Pull every line containing "caption" out of the material below.

★ ★ ★ ★ ★ ★ ★

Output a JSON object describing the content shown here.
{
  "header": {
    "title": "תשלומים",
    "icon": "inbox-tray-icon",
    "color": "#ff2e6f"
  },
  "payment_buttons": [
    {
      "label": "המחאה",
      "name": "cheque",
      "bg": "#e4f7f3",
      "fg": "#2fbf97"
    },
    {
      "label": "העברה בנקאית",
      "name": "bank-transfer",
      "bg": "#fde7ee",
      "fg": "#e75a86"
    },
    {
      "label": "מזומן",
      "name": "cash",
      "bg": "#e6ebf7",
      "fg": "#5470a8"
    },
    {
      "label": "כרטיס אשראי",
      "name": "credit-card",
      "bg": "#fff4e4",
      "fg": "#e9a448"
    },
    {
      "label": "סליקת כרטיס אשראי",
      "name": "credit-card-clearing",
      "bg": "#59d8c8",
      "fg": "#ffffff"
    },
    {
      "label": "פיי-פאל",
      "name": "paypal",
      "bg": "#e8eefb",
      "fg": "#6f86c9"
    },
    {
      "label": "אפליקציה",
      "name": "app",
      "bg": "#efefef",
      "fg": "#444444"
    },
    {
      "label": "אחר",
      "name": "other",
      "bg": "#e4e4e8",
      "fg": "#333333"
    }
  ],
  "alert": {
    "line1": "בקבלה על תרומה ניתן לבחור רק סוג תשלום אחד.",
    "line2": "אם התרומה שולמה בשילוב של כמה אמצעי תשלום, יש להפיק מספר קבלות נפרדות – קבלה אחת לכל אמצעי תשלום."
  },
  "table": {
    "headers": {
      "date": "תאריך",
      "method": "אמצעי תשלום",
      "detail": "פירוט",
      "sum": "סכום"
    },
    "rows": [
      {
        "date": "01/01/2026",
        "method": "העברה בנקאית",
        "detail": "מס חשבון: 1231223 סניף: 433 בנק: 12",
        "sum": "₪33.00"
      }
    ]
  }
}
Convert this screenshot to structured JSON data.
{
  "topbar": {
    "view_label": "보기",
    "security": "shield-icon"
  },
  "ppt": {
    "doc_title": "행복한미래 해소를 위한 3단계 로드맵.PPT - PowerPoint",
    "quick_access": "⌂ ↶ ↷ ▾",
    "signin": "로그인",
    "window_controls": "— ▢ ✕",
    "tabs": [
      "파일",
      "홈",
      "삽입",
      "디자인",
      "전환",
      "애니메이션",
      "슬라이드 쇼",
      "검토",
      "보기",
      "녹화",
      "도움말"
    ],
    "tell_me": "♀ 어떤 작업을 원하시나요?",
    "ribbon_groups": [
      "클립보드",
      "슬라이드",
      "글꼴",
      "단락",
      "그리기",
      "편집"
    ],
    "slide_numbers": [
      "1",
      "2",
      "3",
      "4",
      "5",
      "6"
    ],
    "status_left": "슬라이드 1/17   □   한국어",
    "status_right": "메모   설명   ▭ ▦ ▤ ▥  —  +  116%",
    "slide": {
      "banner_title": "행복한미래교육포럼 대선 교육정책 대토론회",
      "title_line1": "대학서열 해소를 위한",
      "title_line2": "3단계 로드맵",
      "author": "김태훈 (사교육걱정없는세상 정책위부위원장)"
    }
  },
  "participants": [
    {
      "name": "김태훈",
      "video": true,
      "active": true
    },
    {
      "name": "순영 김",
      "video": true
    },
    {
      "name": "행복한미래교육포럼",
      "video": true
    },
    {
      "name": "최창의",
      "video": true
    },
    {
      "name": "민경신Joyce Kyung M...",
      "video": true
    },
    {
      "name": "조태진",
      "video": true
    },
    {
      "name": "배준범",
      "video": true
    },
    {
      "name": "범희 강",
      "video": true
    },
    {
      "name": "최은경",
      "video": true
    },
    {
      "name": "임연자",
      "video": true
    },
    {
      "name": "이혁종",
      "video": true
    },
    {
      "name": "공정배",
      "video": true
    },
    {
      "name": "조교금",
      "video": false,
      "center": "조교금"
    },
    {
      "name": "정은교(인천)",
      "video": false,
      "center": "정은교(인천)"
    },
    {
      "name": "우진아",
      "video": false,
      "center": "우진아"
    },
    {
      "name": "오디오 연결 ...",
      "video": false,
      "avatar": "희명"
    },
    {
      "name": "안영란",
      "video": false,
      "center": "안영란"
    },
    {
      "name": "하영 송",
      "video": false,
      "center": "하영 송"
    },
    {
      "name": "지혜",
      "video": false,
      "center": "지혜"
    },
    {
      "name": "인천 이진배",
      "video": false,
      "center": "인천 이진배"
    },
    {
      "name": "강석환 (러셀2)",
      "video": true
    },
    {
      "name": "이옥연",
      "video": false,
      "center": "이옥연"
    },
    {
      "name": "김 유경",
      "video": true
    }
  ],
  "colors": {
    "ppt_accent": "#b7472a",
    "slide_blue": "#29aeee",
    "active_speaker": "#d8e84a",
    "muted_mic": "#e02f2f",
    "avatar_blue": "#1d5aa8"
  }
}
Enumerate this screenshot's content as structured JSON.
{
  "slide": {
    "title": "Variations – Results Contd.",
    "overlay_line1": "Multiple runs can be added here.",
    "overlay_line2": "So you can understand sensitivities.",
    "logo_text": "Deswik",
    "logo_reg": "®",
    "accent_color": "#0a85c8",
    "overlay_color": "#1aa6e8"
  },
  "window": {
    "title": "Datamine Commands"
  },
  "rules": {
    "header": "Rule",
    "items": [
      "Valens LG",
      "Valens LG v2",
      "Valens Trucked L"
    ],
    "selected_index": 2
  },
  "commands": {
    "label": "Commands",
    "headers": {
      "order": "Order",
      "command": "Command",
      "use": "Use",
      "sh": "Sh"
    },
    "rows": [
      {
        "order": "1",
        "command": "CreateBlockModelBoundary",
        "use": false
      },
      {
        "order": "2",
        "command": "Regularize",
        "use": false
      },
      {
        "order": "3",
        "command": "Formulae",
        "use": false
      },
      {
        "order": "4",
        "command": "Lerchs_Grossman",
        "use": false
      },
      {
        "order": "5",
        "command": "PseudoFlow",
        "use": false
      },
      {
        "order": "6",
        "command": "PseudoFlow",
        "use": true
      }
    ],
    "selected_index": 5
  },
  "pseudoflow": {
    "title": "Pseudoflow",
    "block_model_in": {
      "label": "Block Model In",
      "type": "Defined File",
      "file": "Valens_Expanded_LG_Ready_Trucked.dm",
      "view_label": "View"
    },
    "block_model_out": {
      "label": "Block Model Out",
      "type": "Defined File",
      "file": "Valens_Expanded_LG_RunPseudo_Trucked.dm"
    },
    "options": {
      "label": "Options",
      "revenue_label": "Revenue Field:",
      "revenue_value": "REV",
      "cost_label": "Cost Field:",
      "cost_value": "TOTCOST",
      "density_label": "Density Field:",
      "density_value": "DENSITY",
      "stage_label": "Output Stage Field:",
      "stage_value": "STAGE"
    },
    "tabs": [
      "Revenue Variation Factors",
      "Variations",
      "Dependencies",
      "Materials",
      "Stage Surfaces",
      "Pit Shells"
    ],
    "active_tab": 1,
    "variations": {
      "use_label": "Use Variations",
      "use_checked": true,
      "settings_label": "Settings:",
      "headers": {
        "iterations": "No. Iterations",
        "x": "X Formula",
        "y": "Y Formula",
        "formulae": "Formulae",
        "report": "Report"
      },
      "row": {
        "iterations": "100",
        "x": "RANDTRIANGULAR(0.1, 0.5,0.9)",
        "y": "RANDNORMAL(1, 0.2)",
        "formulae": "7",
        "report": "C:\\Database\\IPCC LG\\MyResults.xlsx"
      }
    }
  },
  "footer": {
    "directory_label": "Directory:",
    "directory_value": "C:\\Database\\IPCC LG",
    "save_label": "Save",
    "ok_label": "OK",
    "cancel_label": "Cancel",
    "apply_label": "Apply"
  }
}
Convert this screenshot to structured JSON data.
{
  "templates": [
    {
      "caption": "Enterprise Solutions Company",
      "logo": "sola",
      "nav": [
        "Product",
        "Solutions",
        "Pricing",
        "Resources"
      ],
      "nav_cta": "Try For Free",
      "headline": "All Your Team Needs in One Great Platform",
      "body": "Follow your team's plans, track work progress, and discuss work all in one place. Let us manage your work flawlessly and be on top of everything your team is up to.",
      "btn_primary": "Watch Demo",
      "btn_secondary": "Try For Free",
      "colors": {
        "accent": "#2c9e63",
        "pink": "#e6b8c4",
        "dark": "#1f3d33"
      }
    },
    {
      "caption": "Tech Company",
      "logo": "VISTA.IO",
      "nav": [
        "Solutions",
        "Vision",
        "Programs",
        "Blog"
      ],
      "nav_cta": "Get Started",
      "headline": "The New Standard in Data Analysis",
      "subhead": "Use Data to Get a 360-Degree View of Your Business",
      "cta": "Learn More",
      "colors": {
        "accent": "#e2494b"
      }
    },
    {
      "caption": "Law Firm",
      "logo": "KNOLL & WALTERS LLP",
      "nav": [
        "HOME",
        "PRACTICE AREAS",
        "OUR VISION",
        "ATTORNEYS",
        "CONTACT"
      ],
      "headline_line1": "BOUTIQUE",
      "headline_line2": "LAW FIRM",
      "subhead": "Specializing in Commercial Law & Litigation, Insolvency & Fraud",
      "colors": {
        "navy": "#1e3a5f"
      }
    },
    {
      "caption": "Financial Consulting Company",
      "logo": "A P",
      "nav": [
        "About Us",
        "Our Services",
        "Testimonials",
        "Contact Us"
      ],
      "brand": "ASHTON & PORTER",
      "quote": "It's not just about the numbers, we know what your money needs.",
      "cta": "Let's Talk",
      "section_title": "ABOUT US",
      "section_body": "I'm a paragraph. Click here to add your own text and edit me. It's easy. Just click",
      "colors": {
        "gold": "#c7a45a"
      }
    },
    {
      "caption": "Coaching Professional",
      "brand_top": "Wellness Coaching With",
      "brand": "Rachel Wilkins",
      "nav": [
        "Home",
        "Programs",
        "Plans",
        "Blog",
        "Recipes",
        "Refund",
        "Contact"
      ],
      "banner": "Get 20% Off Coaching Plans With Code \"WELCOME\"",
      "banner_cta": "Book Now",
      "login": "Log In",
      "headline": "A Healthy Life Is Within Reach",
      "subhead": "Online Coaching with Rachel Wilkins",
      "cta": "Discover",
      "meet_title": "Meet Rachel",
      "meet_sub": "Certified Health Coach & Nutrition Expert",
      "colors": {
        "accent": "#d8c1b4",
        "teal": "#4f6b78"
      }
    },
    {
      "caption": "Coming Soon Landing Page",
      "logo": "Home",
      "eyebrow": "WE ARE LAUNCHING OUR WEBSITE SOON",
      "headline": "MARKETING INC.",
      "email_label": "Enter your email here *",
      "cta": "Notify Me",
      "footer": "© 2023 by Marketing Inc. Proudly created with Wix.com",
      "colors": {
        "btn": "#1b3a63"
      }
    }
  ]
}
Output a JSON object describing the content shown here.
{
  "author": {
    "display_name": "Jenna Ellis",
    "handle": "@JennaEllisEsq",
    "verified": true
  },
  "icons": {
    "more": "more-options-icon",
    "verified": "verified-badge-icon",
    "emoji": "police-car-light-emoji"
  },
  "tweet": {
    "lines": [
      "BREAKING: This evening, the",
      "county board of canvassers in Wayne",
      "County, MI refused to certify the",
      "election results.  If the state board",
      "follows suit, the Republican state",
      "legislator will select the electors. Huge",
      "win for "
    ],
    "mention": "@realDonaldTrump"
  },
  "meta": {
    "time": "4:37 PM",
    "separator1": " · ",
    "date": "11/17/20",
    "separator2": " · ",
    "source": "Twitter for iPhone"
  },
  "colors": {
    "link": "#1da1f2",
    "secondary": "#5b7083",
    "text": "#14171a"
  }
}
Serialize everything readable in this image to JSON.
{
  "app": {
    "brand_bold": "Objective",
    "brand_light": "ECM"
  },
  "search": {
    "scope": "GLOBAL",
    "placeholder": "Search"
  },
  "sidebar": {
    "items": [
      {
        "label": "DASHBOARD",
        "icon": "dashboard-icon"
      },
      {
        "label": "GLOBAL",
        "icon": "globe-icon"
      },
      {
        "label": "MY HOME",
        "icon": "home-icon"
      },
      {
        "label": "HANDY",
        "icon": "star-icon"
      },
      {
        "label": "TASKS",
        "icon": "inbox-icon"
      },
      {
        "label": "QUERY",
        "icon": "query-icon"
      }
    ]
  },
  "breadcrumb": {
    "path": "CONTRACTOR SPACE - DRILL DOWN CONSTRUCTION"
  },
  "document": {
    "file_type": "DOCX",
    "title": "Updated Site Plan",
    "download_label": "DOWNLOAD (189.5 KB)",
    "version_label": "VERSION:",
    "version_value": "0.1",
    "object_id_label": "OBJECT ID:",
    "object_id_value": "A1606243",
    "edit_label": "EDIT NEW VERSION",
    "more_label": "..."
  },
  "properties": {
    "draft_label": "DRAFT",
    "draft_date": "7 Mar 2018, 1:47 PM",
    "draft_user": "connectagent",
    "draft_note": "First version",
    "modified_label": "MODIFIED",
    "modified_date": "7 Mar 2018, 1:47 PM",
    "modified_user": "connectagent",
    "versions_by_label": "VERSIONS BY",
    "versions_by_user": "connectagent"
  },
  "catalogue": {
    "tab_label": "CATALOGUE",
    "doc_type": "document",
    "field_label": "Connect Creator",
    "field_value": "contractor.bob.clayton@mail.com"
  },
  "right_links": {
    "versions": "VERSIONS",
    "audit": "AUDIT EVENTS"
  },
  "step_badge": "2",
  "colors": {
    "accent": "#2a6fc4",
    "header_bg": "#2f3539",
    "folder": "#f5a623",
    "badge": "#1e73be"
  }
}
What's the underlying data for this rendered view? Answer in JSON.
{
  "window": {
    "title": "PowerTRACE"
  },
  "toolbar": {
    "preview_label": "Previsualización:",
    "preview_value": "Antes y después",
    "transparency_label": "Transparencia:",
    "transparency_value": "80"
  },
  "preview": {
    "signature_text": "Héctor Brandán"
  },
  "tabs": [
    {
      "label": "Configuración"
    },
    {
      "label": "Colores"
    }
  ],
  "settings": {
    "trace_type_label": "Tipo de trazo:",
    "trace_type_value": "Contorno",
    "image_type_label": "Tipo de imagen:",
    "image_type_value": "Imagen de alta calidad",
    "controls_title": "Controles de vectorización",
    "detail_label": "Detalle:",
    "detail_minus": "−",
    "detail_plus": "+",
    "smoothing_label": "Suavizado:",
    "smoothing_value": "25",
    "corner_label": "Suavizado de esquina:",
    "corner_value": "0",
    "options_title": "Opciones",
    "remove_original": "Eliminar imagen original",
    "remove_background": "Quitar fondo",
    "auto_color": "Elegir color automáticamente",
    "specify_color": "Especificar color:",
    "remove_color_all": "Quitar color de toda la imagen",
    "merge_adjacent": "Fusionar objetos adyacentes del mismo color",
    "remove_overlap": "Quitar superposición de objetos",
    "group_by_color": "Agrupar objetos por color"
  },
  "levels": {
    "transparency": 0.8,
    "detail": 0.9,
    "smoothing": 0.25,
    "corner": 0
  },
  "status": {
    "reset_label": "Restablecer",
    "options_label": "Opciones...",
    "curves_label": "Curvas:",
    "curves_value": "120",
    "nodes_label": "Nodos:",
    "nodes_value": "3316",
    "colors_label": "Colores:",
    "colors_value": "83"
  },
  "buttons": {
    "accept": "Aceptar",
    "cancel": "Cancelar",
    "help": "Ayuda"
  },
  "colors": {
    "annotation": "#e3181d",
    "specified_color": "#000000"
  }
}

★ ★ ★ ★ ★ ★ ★

▶ **Solution for this problem**
      "caption": "Enterprise Solutions Company",
      "caption": "Tech Company",
      "caption": "Law Firm",
      "caption": "Financial Consulting Company",
      "caption": "Coaching Professional",
      "caption": "Coming Soon Landing Page",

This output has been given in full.